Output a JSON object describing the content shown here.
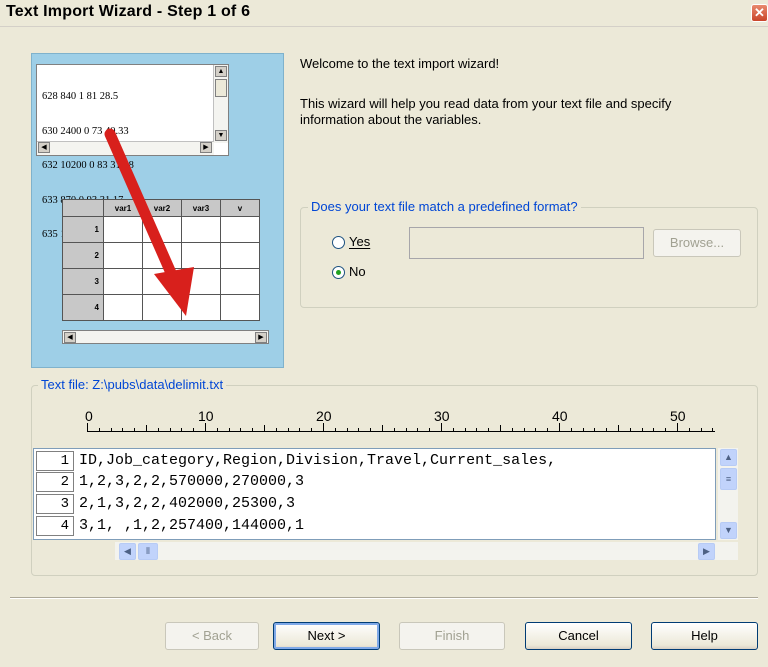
{
  "window": {
    "title": "Text Import Wizard - Step 1 of 6",
    "close_glyph": "✕"
  },
  "illustration": {
    "text_lines": [
      "628 840 1 81 28.5",
      "630 2400 0 73 40.33",
      "632 10200 0 83 31.08",
      "633 870 0 93 31.17",
      "635 1740 0 83 41.91"
    ],
    "columns": [
      "var1",
      "var2",
      "var3",
      "v"
    ],
    "rows": [
      "1",
      "2",
      "3",
      "4"
    ]
  },
  "welcome": {
    "heading": "Welcome to the text import wizard!",
    "description": "This wizard will help you read data from your text file and specify information about the variables."
  },
  "format_group": {
    "legend": "Does your text file match a predefined format?",
    "yes_label": "Yes",
    "no_label": "No",
    "selected": "No",
    "path_value": "",
    "browse_label": "Browse..."
  },
  "text_file": {
    "legend": "Text file: Z:\\pubs\\data\\delimit.txt",
    "ruler_labels": [
      "0",
      "10",
      "20",
      "30",
      "40",
      "50"
    ],
    "rows": [
      {
        "num": "1",
        "text": "ID,Job_category,Region,Division,Travel,Current_sales,"
      },
      {
        "num": "2",
        "text": "1,2,3,2,2,570000,270000,3"
      },
      {
        "num": "3",
        "text": "2,1,3,2,2,402000,25300,3"
      },
      {
        "num": "4",
        "text": "3,1, ,1,2,257400,144000,1"
      }
    ]
  },
  "buttons": {
    "back": "< Back",
    "next": "Next >",
    "finish": "Finish",
    "cancel": "Cancel",
    "help": "Help"
  },
  "colors": {
    "accent": "#0046d5",
    "illustration_bg": "#9ecfe7",
    "arrow": "#d8201c"
  }
}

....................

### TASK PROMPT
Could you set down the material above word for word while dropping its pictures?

### COMPLETED EXERCISE
Output a JSON object describing the content shown here.
{
  "window": {
    "title": "Text Import Wizard - Step 1 of 6",
    "close_glyph": "✕"
  },
  "illustration": {
    "text_lines": [
      "628 840 1 81 28.5",
      "630 2400 0 73 40.33",
      "632 10200 0 83 31.08",
      "633 870 0 93 31.17",
      "635 1740 0 83 41.91"
    ],
    "columns": [
      "var1",
      "var2",
      "var3",
      "v"
    ],
    "rows": [
      "1",
      "2",
      "3",
      "4"
    ]
  },
  "welcome": {
    "heading": "Welcome to the text import wizard!",
    "description": "This wizard will help you read data from your text file and specify information about the variables."
  },
  "format_group": {
    "legend": "Does your text file match a predefined format?",
    "yes_label": "Yes",
    "no_label": "No",
    "selected": "No",
    "path_value": "",
    "browse_label": "Browse..."
  },
  "text_file": {
    "legend": "Text file: Z:\\pubs\\data\\delimit.txt",
    "ruler_labels": [
      "0",
      "10",
      "20",
      "30",
      "40",
      "50"
    ],
    "rows": [
      {
        "num": "1",
        "text": "ID,Job_category,Region,Division,Travel,Current_sales,"
      },
      {
        "num": "2",
        "text": "1,2,3,2,2,570000,270000,3"
      },
      {
        "num": "3",
        "text": "2,1,3,2,2,402000,25300,3"
      },
      {
        "num": "4",
        "text": "3,1, ,1,2,257400,144000,1"
      }
    ]
  },
  "buttons": {
    "back": "< Back",
    "next": "Next >",
    "finish": "Finish",
    "cancel": "Cancel",
    "help": "Help"
  },
  "colors": {
    "accent": "#0046d5",
    "illustration_bg": "#9ecfe7",
    "arrow": "#d8201c"
  }
}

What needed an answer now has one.